** Task **
One line at a time, check the entries below for the word "ShareLatex", and copy each line that has it.

** The input **
-- Opening Marker --

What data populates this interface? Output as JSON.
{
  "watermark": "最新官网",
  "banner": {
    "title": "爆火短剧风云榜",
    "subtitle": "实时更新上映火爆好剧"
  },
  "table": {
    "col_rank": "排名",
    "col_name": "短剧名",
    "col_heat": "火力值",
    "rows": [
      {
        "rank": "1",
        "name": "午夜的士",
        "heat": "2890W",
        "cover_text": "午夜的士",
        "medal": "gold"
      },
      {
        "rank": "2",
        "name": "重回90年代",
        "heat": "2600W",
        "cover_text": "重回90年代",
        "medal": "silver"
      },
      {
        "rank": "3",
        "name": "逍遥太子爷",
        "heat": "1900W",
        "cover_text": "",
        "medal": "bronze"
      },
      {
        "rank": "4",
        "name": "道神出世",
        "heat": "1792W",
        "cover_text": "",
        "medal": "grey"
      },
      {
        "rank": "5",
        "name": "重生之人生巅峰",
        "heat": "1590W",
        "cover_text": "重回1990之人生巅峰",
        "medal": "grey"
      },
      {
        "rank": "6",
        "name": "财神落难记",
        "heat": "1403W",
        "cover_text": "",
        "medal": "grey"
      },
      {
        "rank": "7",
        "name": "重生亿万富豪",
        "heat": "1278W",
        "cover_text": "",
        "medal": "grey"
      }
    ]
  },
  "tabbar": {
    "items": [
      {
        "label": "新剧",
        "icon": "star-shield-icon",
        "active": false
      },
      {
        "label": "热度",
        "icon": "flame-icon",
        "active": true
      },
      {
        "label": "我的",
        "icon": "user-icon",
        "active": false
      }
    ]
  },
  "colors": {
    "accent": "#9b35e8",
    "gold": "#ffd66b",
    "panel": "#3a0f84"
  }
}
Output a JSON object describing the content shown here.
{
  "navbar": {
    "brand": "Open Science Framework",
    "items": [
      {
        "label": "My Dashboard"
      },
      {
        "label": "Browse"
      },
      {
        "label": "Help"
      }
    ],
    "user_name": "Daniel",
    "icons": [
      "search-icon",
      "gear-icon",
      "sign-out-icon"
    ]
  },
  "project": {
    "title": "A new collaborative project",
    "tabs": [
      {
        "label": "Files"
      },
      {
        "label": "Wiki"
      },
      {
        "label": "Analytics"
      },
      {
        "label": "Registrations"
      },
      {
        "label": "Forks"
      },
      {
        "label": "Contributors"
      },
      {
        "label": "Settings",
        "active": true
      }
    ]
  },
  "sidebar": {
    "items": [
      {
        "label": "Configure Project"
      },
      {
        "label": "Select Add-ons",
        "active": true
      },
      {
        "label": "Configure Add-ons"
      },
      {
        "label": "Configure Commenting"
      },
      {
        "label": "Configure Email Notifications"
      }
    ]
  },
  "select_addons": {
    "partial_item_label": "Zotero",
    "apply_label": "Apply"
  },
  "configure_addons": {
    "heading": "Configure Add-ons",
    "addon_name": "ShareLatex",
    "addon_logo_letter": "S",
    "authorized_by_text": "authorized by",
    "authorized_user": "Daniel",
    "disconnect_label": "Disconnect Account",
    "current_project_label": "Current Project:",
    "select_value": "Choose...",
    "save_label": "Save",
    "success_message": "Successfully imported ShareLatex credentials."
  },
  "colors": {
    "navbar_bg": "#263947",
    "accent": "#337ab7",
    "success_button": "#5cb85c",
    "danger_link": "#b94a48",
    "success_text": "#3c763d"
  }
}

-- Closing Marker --

** Reply to the task **
    "addon_name": "ShareLatex",
    "success_message": "Successfully imported ShareLatex credentials."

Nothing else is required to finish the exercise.